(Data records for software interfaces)
========================================================================
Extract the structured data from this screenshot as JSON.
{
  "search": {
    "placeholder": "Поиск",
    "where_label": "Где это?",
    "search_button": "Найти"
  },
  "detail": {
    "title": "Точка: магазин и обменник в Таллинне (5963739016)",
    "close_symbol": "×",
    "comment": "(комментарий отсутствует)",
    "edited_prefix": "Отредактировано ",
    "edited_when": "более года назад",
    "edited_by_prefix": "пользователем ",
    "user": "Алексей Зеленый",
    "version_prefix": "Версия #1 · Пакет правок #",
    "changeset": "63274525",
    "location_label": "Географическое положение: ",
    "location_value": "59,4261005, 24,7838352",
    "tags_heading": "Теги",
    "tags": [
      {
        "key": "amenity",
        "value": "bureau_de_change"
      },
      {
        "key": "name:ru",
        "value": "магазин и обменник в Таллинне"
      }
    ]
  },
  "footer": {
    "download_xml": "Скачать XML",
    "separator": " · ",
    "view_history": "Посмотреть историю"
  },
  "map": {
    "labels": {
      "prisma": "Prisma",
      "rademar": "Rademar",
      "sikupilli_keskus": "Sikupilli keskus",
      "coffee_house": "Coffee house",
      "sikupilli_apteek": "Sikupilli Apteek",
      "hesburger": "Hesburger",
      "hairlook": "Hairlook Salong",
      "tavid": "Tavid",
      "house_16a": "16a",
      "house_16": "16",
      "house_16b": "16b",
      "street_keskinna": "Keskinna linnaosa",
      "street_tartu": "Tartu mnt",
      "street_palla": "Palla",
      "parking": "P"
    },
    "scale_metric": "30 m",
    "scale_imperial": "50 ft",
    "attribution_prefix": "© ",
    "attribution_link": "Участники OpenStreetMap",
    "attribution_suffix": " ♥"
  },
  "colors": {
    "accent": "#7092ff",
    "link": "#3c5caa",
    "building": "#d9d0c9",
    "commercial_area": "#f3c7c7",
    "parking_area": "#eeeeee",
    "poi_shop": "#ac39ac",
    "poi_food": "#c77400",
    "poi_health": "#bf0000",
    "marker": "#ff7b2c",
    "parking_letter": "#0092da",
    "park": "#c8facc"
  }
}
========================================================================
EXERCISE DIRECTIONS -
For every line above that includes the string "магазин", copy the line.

TASK SOLUTION -
    "title": "Точка: магазин и обменник в Таллинне (5963739016)",
        "value": "магазин и обменник в Таллинне"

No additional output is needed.